Data provided below:

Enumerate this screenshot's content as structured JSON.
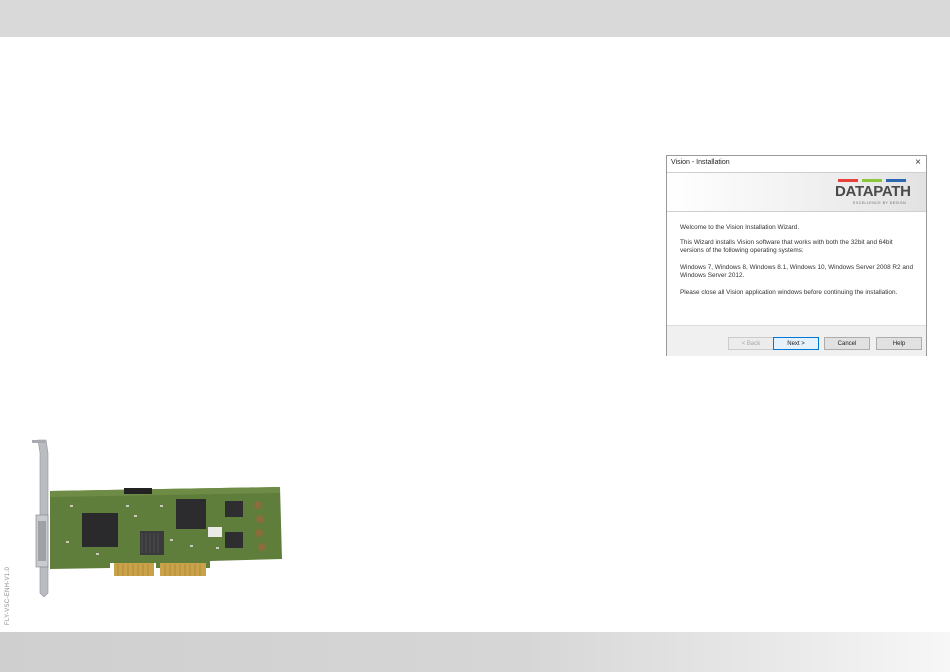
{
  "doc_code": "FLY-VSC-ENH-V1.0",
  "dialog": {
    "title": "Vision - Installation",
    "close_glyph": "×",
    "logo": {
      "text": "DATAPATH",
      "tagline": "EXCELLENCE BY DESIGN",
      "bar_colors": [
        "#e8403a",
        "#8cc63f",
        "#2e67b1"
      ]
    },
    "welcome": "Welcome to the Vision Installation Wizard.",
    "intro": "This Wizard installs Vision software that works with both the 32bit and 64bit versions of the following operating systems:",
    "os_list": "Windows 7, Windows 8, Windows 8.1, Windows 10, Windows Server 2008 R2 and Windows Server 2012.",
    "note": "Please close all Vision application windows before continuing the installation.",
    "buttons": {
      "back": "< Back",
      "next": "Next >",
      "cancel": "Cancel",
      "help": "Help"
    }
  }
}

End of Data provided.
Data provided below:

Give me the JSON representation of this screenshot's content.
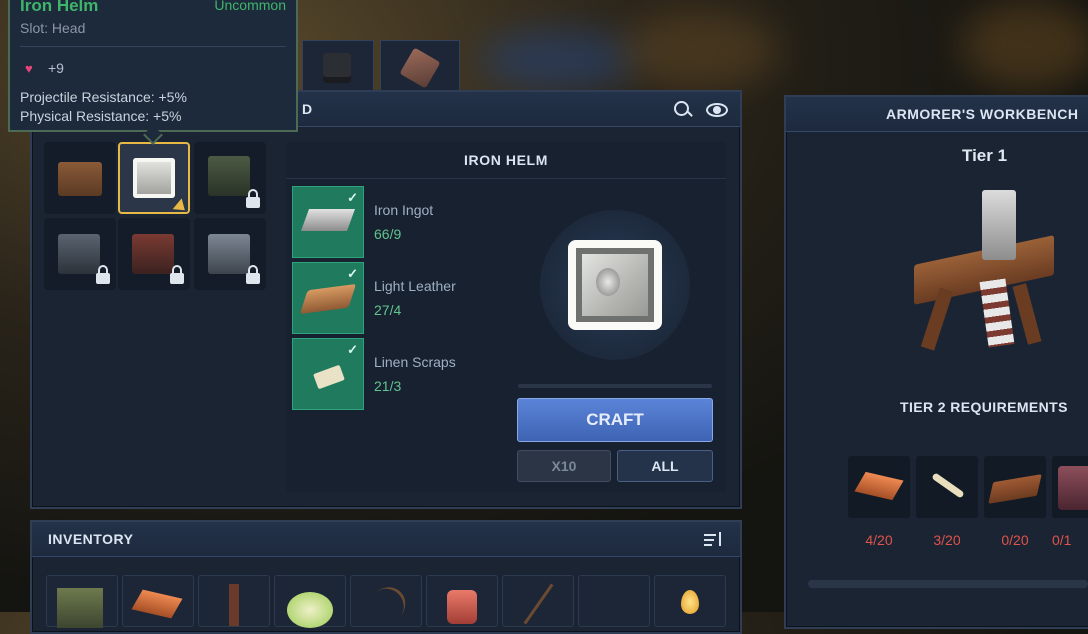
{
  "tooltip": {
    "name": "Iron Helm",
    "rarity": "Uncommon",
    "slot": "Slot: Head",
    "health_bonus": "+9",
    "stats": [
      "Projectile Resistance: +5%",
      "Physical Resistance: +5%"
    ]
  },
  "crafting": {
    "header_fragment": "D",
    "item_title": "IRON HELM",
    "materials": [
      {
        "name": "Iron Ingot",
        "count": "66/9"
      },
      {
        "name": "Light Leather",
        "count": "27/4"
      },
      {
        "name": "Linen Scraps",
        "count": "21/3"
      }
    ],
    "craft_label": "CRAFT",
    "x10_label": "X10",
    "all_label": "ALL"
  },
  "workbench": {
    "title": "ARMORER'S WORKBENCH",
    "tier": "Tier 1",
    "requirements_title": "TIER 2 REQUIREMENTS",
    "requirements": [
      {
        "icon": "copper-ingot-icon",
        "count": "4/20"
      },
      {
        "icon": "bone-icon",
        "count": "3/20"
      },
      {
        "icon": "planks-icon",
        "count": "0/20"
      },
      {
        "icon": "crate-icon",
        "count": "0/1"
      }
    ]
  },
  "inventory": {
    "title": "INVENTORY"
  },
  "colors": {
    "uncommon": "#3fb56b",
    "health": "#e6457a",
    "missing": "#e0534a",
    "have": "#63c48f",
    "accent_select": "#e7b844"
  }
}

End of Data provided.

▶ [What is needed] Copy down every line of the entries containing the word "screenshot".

▶ [Solved problem]
Enumerate this screenshot's content as structured JSON.
Give me the JSON representation of this screenshot's content.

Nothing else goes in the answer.